Material for this task: Begin
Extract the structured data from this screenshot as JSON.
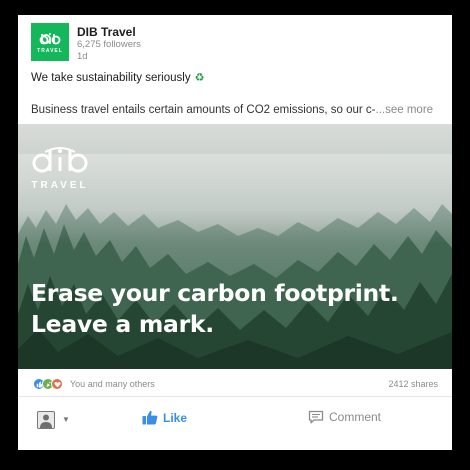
{
  "post": {
    "author": {
      "name": "DIB Travel",
      "followers": "6,275 followers",
      "time": "1d",
      "logo_text": "TRAVEL"
    },
    "title": "We take sustainability seriously",
    "title_emoji": "♻",
    "body": "Business travel entails certain amounts of CO2 emissions, so our c-",
    "see_more": "...see more",
    "image": {
      "brand_text": "TRAVEL",
      "headline_line1": "Erase your carbon footprint.",
      "headline_line2": "Leave a mark."
    },
    "reactions": {
      "icons": [
        "like-icon",
        "celebrate-icon",
        "love-icon"
      ],
      "text": "You and many others",
      "shares": "2412 shares"
    },
    "actions": {
      "like": "Like",
      "comment": "Comment"
    }
  },
  "colors": {
    "brand_green": "#14b85a",
    "like_blue": "#378fe9",
    "muted": "#8a8a8a"
  }
}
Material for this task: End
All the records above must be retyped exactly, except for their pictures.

Extract the structured data from this screenshot as JSON.
{
  "post": {
    "author": {
      "name": "DIB Travel",
      "followers": "6,275 followers",
      "time": "1d",
      "logo_text": "TRAVEL"
    },
    "title": "We take sustainability seriously",
    "title_emoji": "♻",
    "body": "Business travel entails certain amounts of CO2 emissions, so our c-",
    "see_more": "...see more",
    "image": {
      "brand_text": "TRAVEL",
      "headline_line1": "Erase your carbon footprint.",
      "headline_line2": "Leave a mark."
    },
    "reactions": {
      "icons": [
        "like-icon",
        "celebrate-icon",
        "love-icon"
      ],
      "text": "You and many others",
      "shares": "2412 shares"
    },
    "actions": {
      "like": "Like",
      "comment": "Comment"
    }
  },
  "colors": {
    "brand_green": "#14b85a",
    "like_blue": "#378fe9",
    "muted": "#8a8a8a"
  }
}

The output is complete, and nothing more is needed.